• _Task brief_:
Locate each line in the records containing "JSON". Copy it.

• _Given information_:
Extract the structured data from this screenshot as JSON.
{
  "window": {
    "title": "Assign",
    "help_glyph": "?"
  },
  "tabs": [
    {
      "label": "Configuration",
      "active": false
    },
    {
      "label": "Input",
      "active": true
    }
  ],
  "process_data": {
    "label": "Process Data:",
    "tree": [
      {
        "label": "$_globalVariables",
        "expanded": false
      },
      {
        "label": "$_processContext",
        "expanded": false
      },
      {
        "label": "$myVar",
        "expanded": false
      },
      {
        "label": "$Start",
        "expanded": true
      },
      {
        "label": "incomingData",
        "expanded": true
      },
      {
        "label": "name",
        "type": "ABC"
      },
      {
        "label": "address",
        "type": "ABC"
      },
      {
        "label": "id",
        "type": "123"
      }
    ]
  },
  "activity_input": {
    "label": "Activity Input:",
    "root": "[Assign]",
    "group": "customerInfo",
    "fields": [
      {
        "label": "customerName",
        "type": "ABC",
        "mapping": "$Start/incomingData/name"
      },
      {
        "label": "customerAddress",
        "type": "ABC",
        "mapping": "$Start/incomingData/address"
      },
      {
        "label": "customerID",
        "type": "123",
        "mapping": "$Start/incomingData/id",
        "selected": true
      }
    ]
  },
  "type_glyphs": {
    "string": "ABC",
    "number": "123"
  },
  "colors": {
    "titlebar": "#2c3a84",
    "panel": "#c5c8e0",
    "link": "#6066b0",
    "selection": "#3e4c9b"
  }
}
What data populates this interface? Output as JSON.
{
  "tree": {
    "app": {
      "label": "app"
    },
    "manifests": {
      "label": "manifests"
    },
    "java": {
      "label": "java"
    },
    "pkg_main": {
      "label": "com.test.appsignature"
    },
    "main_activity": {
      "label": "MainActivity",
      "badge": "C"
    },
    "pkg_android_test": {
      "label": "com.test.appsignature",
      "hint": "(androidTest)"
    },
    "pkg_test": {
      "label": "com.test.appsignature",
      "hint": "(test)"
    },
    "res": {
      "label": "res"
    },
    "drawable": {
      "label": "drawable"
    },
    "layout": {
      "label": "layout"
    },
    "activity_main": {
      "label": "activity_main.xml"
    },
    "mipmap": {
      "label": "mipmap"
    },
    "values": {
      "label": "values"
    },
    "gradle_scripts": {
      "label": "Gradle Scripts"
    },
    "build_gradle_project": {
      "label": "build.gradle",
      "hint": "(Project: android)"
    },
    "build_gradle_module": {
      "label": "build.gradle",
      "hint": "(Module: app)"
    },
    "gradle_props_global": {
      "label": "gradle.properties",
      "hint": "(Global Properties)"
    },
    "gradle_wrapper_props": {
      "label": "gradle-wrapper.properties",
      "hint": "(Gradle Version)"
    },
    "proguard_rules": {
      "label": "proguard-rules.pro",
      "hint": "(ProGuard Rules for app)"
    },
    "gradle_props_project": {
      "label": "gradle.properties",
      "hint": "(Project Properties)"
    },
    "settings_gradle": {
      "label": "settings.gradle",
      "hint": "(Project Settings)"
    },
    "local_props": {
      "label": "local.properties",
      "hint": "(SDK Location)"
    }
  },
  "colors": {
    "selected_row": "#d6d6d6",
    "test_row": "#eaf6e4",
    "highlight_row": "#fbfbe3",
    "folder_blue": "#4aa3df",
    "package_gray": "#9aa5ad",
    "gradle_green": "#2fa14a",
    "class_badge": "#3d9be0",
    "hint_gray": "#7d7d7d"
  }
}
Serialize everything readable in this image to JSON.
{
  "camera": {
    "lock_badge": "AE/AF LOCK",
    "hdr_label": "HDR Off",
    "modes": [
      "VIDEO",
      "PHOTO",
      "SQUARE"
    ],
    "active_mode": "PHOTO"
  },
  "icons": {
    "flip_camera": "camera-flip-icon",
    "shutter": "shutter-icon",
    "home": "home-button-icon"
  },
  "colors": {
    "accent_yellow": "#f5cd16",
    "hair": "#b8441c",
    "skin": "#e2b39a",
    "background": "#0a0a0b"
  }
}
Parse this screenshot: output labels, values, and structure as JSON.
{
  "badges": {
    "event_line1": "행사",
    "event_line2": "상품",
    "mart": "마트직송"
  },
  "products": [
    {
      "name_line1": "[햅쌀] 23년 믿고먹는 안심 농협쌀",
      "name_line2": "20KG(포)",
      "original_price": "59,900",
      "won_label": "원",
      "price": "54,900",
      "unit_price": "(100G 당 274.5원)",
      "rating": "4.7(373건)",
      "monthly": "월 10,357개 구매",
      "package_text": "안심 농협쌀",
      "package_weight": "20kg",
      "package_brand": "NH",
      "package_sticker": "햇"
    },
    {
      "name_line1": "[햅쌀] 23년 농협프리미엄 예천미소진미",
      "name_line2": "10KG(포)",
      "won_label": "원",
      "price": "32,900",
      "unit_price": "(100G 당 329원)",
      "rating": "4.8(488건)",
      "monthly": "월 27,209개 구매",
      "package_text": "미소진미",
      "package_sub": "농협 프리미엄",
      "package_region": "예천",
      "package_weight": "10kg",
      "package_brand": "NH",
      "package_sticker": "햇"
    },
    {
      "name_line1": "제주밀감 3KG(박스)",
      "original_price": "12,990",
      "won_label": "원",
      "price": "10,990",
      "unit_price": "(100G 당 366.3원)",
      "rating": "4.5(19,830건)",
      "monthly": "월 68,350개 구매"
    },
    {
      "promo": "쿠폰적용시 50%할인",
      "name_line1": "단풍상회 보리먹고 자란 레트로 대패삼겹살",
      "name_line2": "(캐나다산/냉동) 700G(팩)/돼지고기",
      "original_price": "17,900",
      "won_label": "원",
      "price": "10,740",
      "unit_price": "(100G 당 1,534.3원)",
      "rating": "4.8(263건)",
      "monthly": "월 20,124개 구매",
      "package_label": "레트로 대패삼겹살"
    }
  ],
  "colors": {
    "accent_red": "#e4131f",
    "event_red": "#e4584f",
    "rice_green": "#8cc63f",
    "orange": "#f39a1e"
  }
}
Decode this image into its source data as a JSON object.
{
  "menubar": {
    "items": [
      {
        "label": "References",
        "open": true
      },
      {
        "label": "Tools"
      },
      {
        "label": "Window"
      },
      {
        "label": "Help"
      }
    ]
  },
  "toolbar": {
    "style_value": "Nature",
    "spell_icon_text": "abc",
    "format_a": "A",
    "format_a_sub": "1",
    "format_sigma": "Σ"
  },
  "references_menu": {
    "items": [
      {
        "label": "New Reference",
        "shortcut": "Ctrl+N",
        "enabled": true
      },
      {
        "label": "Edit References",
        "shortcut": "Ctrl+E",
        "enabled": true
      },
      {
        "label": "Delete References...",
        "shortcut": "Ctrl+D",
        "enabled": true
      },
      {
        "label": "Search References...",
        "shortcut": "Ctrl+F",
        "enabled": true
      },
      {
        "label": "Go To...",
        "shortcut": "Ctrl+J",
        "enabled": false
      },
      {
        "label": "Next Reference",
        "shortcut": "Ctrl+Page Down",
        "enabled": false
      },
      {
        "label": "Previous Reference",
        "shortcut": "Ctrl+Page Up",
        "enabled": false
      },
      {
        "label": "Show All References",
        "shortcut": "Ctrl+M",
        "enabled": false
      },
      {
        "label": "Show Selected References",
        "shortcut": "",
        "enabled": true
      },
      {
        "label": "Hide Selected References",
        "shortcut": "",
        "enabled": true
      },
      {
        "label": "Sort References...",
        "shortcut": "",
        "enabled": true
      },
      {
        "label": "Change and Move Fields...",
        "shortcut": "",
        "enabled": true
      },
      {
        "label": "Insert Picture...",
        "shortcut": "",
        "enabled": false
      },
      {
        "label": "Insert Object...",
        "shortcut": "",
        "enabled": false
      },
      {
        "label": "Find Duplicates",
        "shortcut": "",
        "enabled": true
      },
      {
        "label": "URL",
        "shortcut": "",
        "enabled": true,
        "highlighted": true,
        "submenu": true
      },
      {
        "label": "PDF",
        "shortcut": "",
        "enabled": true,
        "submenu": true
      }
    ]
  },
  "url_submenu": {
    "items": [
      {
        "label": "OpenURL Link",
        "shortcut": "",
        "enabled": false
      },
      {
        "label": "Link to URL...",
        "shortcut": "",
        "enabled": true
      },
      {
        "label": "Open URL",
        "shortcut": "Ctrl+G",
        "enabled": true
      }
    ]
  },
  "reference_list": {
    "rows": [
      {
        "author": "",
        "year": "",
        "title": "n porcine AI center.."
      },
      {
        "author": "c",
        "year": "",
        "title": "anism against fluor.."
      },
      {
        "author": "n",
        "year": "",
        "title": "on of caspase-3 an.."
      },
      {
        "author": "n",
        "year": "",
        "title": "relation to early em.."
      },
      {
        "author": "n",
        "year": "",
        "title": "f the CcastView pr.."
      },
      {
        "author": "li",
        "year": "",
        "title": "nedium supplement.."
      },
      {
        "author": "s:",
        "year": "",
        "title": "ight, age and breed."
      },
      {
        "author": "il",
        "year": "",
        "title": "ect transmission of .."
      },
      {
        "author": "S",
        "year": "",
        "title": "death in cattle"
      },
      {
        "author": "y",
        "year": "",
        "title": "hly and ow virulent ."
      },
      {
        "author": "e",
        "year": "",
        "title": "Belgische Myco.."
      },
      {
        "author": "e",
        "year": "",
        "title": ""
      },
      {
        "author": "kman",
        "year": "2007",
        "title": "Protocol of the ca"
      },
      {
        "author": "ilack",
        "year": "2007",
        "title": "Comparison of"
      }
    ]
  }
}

• _Reply_:
Extract the structured data from this screenshot as JSON.
What data populates this interface? Output as JSON.
Serialize everything readable in this image to JSON.
Parse this screenshot: output labels, values, and structure as JSON.
Decode this image into its source data as a JSON object.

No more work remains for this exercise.